The View
from Here:
    Ellen Lampert-Greaux lives in Petite Saline, and when she's not organizing the St. Barthélemy film festival, or supervising the local volleyball league, or writing for various magazines, she turns her all-seeing eye upon local happenings.
    October '02
    St Barths and the Big Apple
    Every year thousands of New Yorkers pack their bathing suits, straw hats, lip gloss, and best sellers into their Hermes and Louis Vuitton bags and head toward St Barths. There are even a few days between Christmas and New Year's when one might think that St Barths is New York, based on the reservation list at certain local restaurants.
    But this month the tables are turned and a group of the island's leading hoteliers and restaurateurs are going to take a bite out of the Big Apple.
    Organized by the island's active Hotel Association, this expedition to New York is headed by Mayor Bruno Magras, with a few other members of the local government. There will also be representatives of the French Embassy on hand to help the St Barths contingent greet 250 travel agents at Cafe St Bart (a conveniently named cafe at St Bartholomew's Church). Their schedule also includes a press luncheon for 50 at the very lovely restaurant Jean-George. While thanking the travel agents and the press for their support, this will also be the perfect occasion to do a little extra promotion for the island.
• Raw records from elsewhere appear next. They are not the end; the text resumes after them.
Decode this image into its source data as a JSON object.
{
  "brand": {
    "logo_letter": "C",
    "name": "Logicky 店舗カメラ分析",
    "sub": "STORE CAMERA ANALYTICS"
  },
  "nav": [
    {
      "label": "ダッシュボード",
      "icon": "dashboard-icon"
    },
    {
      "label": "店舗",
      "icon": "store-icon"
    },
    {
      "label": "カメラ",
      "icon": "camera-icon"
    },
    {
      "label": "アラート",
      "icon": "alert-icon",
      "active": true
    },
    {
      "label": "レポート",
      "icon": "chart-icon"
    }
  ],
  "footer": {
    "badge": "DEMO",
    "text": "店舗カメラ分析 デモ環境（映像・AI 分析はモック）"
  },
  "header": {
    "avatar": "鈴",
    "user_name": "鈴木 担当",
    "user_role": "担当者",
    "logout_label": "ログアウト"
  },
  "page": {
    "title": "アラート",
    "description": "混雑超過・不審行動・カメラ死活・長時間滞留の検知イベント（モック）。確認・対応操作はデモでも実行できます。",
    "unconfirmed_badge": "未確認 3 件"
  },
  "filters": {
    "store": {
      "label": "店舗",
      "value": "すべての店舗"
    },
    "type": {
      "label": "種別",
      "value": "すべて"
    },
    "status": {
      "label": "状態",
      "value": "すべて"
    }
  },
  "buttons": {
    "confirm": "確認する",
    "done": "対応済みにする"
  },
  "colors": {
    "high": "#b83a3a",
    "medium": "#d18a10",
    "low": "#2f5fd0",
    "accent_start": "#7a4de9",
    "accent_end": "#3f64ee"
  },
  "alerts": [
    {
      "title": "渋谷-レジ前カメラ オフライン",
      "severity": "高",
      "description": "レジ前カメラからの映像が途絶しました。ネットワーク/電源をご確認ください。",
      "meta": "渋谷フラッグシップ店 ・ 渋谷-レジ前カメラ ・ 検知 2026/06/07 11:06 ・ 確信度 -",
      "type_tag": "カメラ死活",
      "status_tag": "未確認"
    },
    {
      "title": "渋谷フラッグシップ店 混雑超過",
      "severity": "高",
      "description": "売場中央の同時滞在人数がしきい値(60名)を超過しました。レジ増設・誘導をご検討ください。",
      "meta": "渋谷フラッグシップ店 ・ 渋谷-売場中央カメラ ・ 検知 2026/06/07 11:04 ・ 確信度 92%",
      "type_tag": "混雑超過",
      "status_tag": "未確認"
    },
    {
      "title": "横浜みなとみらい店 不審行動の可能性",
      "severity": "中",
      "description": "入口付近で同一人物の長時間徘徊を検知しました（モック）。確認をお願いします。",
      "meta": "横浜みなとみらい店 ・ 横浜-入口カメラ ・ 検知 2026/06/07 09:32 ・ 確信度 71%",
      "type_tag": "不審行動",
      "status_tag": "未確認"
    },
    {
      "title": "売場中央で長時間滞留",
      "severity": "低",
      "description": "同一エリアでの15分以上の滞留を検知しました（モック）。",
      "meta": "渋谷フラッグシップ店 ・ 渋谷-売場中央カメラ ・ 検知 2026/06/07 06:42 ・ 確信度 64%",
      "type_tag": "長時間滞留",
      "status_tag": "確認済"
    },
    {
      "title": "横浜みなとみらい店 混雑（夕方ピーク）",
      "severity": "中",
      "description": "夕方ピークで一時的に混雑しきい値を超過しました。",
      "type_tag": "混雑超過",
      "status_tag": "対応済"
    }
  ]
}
    But the problem is: which St Barths should be promoted? The one where jet setters fly in for a party on a private yacht and stop by the new Bulgari boutique for a new bauble or two before baking on the beach? Or the one where barefoot women walk along the roads wearing wide-brimmed Panama hats to protect them from the hot sun while gathering branches to feed their goats? Then there is the question of what to drink. Is it a short glass of vanilla rum, a French invention that has become popular in St Barths recently? Or a genuine ti-punch, the age-old and always popular island drink made with rum, sugar, and lime? And what about the music? How does former French tennis star Yannick Noah sound (he performs here at least once a year)? Or Henri and Leon, the local twins who play traditional island music on accordion and conch shell? And which events? Carnival or the classical music festival? Will the real St Barths please stand up?
    Fortunately for those of us who live here, St Barths is all of these things rolled into one. From the glamour of the yachts bobbing in the Port of Gustavia to a little wooden fishing boat pulling up to the dock in Corrosol with the catch of the day. From Christmas shoppers buying the latest fashions in the Carre D'Or to St Barths kids singing Creole Christmas carols on the beach. All of this is very real and certainly worth promoting on this tiny little French island that really has a lot going for it.
    More to come,
    Ellen Lampert-Greaux
  News & Comment   |   Editorial Archive   |   A Visitor's Guide